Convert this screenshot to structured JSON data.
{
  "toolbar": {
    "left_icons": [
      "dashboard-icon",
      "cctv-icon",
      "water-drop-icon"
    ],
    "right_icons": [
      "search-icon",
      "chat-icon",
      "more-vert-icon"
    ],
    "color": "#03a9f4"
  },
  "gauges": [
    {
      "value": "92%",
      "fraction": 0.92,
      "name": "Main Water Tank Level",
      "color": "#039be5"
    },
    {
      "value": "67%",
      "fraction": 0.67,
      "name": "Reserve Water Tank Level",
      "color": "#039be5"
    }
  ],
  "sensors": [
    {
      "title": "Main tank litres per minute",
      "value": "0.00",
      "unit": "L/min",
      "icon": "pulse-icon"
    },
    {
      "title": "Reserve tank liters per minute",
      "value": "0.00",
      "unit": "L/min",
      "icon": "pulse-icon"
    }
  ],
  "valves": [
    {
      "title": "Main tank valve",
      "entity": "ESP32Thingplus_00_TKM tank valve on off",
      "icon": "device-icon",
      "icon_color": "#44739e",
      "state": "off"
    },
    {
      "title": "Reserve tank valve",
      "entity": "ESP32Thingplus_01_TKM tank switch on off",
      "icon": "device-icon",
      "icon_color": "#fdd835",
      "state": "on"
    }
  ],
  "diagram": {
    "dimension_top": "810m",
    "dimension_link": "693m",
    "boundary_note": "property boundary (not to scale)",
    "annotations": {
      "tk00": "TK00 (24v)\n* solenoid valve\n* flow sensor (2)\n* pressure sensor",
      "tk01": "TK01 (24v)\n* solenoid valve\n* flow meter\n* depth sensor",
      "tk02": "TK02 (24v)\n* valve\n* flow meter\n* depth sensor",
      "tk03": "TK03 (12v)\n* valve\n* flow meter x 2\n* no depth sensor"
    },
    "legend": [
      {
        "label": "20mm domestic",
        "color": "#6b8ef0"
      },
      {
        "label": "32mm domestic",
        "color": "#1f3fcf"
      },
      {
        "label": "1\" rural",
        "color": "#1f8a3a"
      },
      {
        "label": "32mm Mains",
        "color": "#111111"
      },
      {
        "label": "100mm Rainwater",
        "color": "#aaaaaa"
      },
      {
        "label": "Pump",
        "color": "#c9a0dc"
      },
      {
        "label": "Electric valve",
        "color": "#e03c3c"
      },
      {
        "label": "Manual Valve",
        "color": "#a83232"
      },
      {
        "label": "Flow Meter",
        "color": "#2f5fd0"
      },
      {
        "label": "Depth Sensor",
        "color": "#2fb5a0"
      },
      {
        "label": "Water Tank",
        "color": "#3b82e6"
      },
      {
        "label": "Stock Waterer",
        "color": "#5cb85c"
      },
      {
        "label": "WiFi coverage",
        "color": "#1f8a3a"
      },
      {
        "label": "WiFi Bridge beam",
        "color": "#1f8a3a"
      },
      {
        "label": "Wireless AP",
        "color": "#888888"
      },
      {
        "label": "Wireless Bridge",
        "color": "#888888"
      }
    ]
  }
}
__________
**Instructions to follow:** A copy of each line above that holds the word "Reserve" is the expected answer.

**Output for this task:**
      "name": "Reserve Water Tank Level",
      "title": "Reserve tank liters per minute",
      "title": "Reserve tank valve",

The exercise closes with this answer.